TASK REQUIREMENTS | List each line of the data that holds the string "kind", please.

EXTRACTED RECORDS |

- - - -

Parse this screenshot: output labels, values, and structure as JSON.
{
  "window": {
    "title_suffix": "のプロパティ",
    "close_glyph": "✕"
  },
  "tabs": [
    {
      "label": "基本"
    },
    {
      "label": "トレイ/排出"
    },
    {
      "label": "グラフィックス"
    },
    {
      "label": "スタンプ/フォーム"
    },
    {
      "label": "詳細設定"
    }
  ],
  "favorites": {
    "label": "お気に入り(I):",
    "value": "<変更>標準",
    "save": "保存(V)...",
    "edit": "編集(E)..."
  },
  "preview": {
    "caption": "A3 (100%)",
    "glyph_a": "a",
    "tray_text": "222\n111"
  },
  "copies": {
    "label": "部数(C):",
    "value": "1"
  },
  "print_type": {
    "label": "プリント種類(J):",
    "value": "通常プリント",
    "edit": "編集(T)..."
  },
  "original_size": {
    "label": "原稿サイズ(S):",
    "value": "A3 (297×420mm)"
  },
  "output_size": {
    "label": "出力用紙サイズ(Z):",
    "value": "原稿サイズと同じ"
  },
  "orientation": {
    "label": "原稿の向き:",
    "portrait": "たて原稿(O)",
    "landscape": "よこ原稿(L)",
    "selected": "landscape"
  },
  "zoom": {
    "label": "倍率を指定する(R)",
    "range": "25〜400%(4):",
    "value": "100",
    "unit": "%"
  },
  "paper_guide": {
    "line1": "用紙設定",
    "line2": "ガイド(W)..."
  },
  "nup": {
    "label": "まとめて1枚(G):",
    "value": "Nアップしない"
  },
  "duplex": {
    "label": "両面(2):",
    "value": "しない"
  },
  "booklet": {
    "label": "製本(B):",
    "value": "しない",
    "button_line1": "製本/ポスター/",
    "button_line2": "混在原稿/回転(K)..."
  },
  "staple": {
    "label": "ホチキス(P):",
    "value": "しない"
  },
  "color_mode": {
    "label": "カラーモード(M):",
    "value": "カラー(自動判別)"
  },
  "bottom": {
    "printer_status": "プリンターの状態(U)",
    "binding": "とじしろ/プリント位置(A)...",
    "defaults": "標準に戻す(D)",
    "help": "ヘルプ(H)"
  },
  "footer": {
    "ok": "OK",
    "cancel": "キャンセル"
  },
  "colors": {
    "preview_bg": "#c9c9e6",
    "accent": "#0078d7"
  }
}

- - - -

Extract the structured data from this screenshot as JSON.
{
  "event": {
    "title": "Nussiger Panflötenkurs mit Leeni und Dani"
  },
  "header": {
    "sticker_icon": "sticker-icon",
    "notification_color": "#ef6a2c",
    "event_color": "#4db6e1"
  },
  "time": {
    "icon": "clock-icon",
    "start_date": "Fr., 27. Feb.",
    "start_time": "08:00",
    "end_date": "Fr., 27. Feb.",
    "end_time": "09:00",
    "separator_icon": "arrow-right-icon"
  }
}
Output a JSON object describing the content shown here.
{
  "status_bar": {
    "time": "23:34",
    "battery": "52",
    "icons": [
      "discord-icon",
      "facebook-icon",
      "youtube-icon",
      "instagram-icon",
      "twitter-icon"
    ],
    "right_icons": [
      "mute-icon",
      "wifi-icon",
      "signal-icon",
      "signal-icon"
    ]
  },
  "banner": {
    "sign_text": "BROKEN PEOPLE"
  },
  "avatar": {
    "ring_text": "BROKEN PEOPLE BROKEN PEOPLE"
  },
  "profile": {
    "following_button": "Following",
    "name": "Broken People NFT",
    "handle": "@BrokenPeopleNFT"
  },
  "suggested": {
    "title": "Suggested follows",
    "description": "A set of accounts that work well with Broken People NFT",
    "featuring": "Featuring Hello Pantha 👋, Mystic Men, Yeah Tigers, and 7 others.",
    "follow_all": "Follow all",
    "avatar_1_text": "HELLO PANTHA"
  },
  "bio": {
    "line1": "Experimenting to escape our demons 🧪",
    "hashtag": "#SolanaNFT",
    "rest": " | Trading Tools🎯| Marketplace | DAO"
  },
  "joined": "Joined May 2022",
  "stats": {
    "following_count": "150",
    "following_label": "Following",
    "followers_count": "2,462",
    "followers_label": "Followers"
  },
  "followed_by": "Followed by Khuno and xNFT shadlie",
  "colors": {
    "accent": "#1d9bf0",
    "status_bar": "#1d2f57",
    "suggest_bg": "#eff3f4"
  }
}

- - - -

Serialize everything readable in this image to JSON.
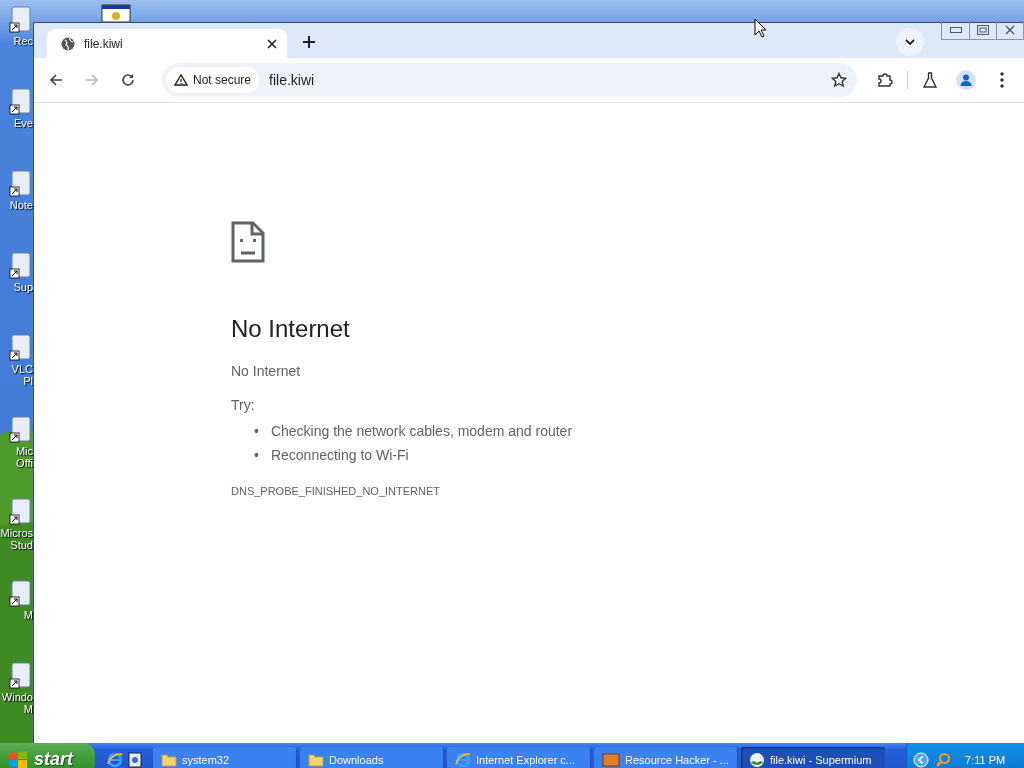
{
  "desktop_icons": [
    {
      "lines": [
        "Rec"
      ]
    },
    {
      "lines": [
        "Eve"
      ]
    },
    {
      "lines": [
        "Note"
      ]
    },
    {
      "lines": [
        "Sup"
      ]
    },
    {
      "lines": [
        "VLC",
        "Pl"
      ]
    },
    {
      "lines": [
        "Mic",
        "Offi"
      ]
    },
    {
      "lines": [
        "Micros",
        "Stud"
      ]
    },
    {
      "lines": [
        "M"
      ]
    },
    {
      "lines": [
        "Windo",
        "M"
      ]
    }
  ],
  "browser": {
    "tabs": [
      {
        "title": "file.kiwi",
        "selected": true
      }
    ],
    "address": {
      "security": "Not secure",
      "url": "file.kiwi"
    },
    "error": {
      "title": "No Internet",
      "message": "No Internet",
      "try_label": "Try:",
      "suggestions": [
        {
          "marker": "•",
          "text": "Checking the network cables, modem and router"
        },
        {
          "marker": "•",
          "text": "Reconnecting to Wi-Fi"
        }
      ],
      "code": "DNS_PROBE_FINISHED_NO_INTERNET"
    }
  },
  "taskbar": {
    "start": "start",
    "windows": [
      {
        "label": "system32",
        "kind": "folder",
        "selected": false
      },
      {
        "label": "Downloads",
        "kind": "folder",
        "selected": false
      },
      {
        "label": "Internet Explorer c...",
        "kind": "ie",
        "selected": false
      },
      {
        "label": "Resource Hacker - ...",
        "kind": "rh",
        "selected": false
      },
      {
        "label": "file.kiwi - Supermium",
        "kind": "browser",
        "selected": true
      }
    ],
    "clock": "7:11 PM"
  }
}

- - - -

EXERCISE ANSWER |
        "kind": "folder",
        "kind": "folder",
        "kind": "ie",
        "kind": "rh",
        "kind": "browser",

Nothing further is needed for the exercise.